The long journey

I have spoken to a few of the wise ones
who journey after God.

They speak often of the length of the journey;
of its perils and subtle trials;
of their longing, and deep ardor.

So many, it seems, are on their way;
so few, it seems, are arriving.

Perhaps the problem here
is that they sought what they sought;
for what man can discover God?

Perhaps the answer lies, instead,
in seeking what He seeks...

If a child wants truly to learn of
the world of his father,
he must put away childhood
and become a parent.

But in doing so,
though he learn the lessons of fatherhood
it is no longer the child who knows it.

There is no way for one world, so apart,
to become another.

So too, a man who would find God
must leave himself to begin that journey.
Yet it would no longer be him, when he arrives.

Does a parent long for the child
to leave his own state
and join him in his?

Or would he rather be a parent
spending time with his young ones...

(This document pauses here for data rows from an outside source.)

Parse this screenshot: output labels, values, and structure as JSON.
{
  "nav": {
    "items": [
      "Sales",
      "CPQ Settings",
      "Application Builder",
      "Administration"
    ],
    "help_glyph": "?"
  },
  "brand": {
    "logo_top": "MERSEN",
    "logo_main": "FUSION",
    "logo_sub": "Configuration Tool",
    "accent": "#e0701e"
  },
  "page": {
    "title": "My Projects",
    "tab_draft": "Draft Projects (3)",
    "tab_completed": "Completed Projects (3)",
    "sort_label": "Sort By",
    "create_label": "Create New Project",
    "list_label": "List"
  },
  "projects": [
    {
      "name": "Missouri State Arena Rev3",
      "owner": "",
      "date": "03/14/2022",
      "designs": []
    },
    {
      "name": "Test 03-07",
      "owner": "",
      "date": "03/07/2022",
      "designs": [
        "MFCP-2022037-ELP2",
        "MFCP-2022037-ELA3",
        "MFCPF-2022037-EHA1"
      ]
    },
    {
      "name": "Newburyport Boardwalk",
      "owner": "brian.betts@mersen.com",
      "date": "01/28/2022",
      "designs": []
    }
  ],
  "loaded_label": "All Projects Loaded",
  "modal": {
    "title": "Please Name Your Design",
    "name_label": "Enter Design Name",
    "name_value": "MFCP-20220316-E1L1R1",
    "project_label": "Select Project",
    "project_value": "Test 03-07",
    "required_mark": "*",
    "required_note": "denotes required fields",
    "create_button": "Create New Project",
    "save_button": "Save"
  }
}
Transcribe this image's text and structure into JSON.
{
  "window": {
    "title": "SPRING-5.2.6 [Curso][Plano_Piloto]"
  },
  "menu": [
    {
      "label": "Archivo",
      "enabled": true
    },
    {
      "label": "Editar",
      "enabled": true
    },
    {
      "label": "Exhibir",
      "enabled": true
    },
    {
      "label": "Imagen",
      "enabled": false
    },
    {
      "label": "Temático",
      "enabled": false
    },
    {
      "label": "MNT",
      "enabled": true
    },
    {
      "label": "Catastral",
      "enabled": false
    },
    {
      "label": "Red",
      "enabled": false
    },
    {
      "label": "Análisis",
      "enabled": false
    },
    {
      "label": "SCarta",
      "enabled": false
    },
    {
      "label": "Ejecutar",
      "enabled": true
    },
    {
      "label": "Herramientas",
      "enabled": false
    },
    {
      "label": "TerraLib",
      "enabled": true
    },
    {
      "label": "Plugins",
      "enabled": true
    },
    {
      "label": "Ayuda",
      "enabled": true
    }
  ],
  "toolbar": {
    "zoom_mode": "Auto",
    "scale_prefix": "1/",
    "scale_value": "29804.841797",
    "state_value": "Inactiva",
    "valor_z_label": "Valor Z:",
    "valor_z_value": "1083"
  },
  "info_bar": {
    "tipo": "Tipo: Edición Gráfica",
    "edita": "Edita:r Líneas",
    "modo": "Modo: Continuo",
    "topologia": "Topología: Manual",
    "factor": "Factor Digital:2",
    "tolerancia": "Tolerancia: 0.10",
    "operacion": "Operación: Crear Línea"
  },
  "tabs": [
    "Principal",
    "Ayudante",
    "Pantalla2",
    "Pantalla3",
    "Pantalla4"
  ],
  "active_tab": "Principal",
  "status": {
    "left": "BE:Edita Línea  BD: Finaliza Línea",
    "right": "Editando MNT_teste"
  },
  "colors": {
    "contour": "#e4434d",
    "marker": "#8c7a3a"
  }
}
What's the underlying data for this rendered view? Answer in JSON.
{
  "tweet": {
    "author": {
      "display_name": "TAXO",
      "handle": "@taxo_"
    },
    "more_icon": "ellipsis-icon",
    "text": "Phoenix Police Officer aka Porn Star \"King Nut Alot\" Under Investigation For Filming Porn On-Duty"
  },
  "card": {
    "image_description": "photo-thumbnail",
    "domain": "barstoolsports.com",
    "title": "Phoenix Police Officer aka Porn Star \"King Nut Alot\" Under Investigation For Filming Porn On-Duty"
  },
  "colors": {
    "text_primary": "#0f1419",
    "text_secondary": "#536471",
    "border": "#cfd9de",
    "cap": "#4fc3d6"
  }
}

In truth, he wants what all fathers
wish for their children:
that which best suits the child.

One world, looking over the other,
fulfilling itself
by wishing the fulfillment of the other.

I think all this journeying of the wise
is to a place with no reality:
like a seed wanting to know the Tree
who ceases to be in that knowledge.

Such a thing *is* a long, impossible journey
for the seed.

Perhaps it were better
if we sought what seeds should know:
and in this Way,
learn the mysteries of growth...